PROBLEM: Say how many lines of these entries include the word "JSON", and answer with the number alone.

MATERIAL SUPPLIED:
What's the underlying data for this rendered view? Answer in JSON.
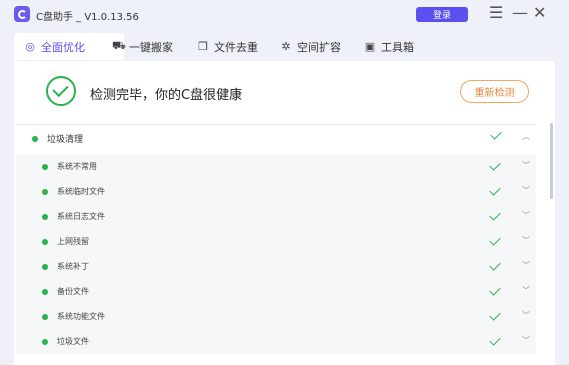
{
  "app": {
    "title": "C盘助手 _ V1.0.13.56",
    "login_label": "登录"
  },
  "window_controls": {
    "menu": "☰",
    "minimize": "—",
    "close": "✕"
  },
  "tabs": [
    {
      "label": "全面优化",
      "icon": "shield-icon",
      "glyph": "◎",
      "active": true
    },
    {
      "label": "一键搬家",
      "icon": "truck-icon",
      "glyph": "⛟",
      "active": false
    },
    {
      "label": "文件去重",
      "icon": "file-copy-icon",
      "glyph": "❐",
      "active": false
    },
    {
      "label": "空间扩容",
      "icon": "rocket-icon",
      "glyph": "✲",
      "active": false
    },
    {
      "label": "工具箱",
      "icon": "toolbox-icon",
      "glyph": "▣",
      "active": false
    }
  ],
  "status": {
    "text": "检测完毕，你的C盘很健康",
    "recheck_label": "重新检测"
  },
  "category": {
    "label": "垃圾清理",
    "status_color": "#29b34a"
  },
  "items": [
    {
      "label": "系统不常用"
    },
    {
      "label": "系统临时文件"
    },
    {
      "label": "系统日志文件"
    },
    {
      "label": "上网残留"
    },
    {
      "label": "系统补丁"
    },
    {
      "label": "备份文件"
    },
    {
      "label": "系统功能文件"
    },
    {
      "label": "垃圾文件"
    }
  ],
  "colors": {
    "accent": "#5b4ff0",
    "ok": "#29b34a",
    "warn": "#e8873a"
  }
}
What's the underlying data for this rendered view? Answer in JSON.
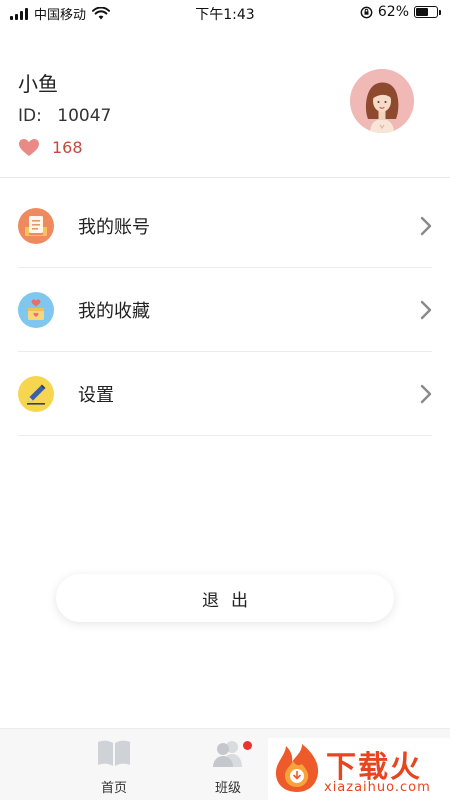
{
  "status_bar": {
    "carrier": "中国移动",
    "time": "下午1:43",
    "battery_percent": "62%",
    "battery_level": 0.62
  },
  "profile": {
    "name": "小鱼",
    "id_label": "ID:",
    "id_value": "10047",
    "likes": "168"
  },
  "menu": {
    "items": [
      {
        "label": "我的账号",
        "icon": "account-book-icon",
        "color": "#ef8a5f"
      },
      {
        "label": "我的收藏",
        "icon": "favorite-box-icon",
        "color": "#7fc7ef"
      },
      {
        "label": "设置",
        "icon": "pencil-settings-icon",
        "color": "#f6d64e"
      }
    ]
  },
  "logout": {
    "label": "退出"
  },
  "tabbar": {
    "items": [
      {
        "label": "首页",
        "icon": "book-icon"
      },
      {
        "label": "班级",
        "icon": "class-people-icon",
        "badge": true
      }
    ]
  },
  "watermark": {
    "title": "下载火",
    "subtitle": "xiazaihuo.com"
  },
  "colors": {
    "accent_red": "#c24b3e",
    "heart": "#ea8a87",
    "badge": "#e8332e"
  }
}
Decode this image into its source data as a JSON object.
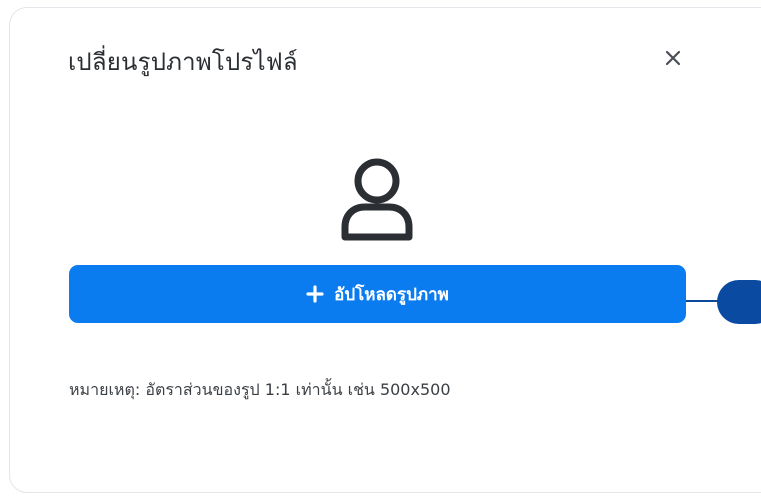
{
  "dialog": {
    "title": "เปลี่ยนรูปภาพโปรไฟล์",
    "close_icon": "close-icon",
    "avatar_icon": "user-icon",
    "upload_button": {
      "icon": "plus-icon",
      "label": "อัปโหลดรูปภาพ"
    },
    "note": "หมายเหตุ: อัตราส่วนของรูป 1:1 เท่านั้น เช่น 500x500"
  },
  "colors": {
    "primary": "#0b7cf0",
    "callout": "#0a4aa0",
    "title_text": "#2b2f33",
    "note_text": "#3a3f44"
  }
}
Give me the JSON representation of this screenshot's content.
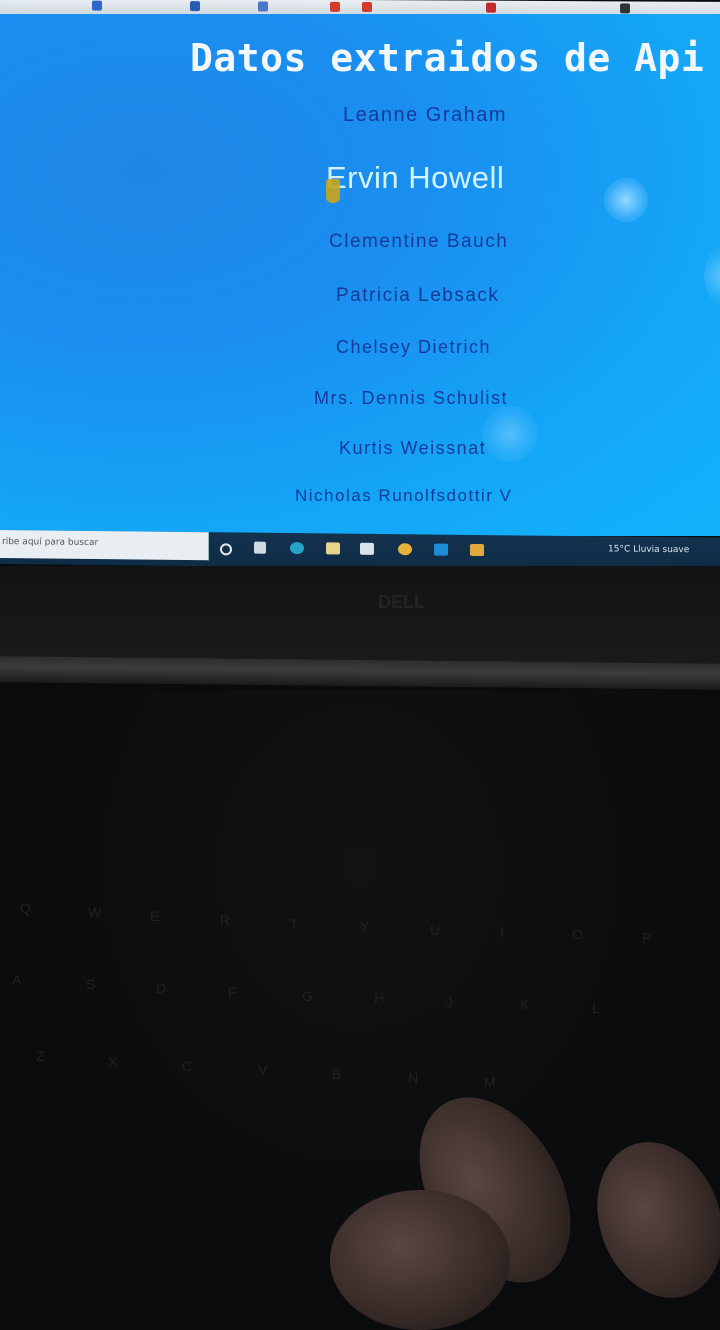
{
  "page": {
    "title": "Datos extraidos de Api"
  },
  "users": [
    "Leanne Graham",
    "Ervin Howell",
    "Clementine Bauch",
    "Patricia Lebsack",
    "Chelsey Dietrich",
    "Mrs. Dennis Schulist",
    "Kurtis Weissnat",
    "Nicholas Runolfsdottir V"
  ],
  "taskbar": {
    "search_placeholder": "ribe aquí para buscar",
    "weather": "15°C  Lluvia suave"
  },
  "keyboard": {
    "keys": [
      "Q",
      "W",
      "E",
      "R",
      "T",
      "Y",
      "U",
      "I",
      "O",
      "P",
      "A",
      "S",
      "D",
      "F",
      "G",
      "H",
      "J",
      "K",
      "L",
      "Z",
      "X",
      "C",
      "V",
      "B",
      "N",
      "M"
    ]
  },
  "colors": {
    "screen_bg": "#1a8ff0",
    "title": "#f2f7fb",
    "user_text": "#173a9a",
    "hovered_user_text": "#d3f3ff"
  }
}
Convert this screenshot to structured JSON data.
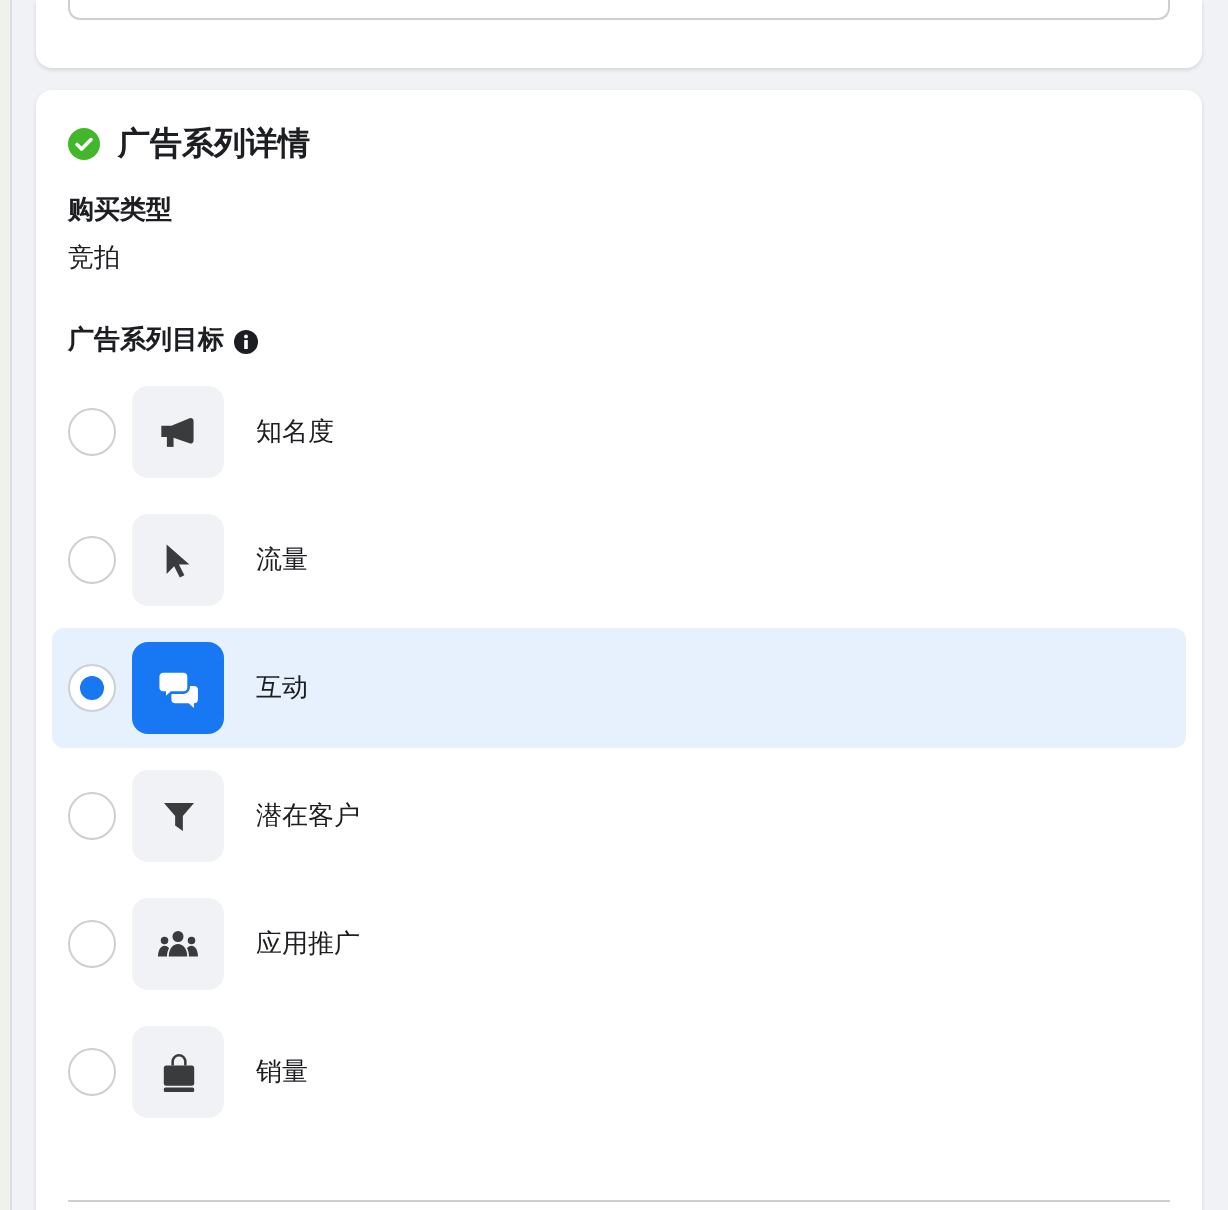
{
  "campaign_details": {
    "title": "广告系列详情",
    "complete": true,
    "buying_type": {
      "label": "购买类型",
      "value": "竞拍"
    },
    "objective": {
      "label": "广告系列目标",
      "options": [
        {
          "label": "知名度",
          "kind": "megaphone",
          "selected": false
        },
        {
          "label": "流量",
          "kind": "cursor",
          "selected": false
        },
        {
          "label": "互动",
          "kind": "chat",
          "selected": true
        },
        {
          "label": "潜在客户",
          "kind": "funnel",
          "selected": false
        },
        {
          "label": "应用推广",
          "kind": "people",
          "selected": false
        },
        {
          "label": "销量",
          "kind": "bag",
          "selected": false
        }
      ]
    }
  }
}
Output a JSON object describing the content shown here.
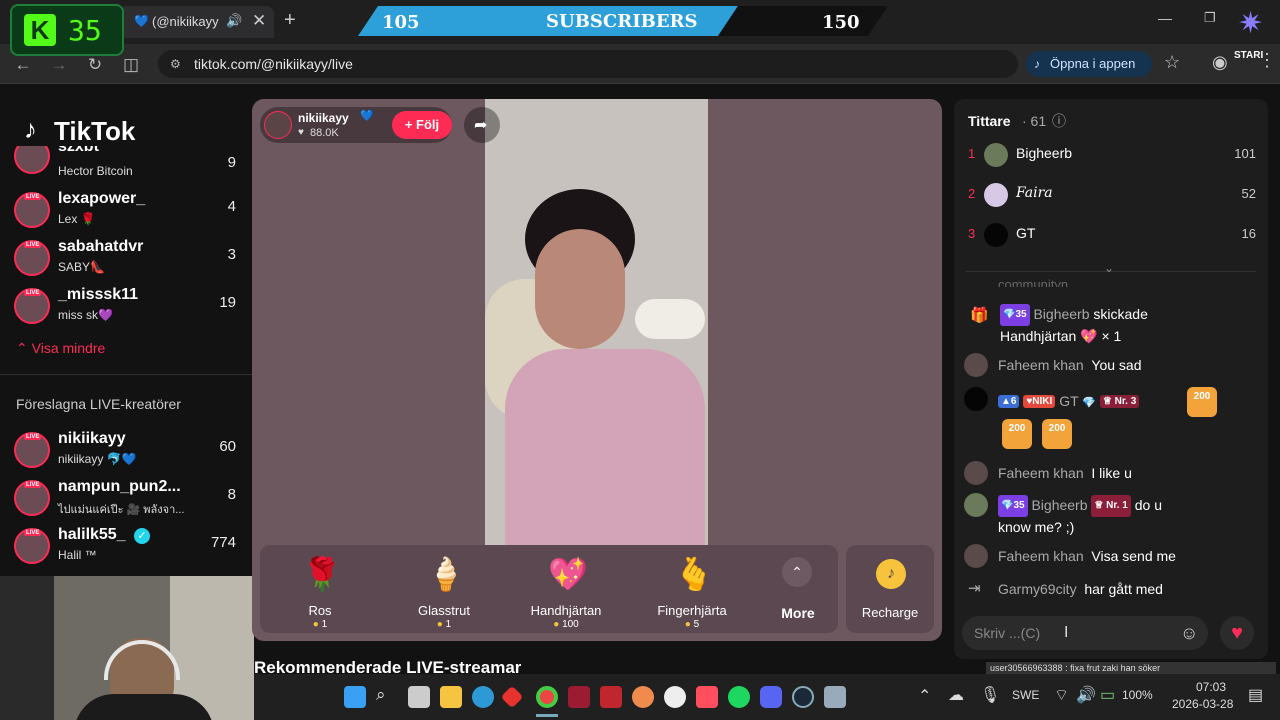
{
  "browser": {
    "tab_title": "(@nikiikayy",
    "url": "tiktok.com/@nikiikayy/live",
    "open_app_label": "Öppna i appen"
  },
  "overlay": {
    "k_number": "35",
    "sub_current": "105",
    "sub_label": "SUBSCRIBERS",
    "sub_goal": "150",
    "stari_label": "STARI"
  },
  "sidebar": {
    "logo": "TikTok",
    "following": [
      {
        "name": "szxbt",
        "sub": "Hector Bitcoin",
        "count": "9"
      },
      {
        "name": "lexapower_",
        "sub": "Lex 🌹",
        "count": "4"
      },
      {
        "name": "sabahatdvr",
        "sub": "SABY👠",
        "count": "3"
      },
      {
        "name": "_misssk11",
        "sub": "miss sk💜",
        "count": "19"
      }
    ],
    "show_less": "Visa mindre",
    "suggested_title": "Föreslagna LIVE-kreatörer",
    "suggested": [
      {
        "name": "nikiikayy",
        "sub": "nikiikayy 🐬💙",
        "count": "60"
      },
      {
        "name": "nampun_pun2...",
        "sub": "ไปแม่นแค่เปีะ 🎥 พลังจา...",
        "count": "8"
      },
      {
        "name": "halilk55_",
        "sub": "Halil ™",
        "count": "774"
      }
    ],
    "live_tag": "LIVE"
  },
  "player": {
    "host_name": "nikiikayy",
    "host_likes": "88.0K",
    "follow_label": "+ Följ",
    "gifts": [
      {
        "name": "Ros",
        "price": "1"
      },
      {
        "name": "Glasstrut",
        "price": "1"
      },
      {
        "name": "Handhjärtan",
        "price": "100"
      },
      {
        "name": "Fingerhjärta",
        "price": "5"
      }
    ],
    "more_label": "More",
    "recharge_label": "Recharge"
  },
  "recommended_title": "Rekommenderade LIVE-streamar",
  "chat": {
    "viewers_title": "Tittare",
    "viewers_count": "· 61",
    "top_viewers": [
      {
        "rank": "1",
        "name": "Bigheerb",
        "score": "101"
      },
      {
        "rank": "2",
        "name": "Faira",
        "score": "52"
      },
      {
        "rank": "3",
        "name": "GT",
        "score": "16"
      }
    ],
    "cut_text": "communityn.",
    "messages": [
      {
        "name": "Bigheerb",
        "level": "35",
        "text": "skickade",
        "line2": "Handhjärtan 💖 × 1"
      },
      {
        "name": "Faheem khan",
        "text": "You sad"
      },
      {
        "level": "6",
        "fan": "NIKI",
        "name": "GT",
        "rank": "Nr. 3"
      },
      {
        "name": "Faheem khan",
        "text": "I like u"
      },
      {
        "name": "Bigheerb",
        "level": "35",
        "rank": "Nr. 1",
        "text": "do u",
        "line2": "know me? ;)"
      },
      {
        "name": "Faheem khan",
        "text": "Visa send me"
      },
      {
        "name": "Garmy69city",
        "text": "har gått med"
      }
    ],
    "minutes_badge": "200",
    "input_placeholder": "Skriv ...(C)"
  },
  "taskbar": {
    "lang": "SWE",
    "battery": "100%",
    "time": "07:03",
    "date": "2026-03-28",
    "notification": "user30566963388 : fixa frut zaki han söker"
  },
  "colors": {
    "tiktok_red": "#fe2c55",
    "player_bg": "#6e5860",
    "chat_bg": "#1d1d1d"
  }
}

COMPLETED EXERCISE: 6